Okay, the founder. Turns out “17” is founded by this Taiwanese celebrity Jeffrey Huang (@bigbrother on the app if you’re interested) who is doing all this to encourage people to manage and maintain their social media accounts well, again, hence the incentive program. This all sounds pretty cool, but then people started posting inappropriate contents and now the app developers need to actively seek these users out and are banning them permanently.

 

I know.

There’s more. I also realised that the App Store just experienced “its worst security breach ever” and people are saying that this “17” app is a big hack whatsit. Okay guys, firstly if it’s the App Store breach it’s not really like the developers made this app to hack your accounts or whatever, and secondly, there’s a huge list of apps that you need to worry about and it doesn’t look like “17” is on the list. Having said that, even though Instagram is not a great news source, an app called “17” is not the easiest thing to Google either. So it’s a bit hard to do your homework I supposed.

As for me, I’ve deleted the app and I’m tired of typing so here’s a list of reasons why:

  1. It’s not very well-developed; whereas Instagram is in comparison.
  2. It’s probably another hype app which doesn’t gain enough hype to convert enough of my friends for it to be worthwhile.
  3. There’s dodgy stuff there.
  4. Again, it’s not well-developed enough for me to feel like it’s worth my time considering making money off it. It’s also not going to make much money unless you have a massive following anyway; and I personally feel like there are more solid ways to make a living. This might change, ha!
  5. Honestly, this app seems to bring a pretty new concept but in reality nothing about it is authentic. It is pretty much exploiting people’s greed to make profit – no official information is found on the app regarding where the profit is really coming from, and how your royalty amount is derived. It’s pretty much saying, you use Instagram anyway, use our app which is the same except we’ll give you some money, and we use PayPal so you should trust us.

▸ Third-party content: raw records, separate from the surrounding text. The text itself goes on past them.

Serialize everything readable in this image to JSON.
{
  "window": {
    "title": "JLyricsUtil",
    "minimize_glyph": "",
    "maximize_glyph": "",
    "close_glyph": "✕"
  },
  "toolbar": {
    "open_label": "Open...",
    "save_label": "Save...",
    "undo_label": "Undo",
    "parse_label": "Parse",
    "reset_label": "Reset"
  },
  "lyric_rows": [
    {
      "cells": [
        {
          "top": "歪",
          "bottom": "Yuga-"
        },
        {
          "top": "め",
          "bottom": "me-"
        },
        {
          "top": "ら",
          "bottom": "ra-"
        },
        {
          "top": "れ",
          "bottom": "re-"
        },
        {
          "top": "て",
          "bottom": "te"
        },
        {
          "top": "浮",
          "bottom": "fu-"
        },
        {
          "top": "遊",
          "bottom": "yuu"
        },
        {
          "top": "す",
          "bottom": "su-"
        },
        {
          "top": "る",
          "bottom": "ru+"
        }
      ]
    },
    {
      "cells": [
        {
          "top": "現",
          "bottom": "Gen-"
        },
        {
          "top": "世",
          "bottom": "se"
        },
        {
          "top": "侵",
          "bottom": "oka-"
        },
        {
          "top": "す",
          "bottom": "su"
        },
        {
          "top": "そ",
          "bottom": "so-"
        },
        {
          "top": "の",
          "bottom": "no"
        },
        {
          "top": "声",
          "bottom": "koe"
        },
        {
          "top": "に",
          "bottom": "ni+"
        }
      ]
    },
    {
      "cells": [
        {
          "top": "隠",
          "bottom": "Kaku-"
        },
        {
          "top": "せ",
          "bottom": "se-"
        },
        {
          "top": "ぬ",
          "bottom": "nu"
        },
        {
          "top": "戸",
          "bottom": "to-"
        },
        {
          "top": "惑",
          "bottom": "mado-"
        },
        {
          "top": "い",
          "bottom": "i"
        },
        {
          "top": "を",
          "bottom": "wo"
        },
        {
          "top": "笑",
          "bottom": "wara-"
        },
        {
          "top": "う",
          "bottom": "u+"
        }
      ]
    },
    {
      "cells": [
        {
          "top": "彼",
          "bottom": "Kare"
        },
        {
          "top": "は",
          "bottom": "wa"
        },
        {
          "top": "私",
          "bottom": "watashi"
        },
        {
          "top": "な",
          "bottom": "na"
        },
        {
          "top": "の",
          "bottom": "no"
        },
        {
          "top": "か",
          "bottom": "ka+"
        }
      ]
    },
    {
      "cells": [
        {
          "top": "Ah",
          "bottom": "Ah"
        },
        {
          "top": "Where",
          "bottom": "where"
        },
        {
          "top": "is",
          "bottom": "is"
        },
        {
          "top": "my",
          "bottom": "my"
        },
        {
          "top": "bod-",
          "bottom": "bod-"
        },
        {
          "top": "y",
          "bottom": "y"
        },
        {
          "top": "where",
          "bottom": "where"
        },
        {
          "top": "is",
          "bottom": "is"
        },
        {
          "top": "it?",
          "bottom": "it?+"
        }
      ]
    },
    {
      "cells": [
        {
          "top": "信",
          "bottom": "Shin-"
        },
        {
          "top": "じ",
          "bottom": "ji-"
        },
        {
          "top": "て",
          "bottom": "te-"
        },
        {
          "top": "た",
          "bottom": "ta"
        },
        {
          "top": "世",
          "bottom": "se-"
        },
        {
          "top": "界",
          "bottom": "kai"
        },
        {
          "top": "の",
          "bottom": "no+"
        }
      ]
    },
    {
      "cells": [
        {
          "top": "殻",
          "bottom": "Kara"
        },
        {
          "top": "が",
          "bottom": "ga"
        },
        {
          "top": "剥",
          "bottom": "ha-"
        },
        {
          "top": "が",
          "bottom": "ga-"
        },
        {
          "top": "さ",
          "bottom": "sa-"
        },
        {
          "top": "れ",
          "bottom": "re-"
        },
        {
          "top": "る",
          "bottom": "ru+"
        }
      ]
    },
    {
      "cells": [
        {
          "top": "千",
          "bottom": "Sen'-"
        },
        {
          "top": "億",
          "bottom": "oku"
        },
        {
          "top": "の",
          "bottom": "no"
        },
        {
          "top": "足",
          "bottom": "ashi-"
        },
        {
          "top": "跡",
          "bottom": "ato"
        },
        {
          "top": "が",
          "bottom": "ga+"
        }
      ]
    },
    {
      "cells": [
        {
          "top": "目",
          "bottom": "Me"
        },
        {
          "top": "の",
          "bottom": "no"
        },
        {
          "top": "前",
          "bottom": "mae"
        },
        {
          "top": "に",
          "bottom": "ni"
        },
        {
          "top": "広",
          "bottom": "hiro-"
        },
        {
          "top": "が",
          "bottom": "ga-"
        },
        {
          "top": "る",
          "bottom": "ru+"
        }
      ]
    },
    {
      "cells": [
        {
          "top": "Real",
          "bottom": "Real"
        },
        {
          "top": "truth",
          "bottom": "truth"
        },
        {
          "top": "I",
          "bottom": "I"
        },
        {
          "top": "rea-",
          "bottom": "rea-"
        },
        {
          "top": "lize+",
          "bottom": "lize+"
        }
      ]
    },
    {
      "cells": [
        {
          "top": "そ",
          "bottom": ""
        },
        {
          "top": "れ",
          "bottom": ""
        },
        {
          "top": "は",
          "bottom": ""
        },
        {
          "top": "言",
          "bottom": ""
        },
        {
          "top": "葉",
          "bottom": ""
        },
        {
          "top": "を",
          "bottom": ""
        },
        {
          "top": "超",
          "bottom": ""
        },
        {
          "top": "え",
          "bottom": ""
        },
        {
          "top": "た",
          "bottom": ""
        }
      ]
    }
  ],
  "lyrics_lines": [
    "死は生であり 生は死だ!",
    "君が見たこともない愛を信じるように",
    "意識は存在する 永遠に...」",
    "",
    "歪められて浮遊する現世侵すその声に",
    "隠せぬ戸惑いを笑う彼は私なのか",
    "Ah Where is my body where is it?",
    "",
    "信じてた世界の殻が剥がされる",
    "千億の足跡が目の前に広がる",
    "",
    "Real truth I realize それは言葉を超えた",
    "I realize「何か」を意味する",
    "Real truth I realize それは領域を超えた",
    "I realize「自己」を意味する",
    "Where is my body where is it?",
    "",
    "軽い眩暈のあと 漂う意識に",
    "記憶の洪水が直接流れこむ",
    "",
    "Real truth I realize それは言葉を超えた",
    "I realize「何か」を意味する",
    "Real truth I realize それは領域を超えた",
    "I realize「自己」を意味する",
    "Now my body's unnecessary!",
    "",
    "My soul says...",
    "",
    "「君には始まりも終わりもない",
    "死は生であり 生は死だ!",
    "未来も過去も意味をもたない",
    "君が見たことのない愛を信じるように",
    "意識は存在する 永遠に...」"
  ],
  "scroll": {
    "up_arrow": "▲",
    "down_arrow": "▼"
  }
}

What about you? Have you used this app or even received your royalty shares? Leave a comment and let us know about your experience with “17”, or extra information about the hack!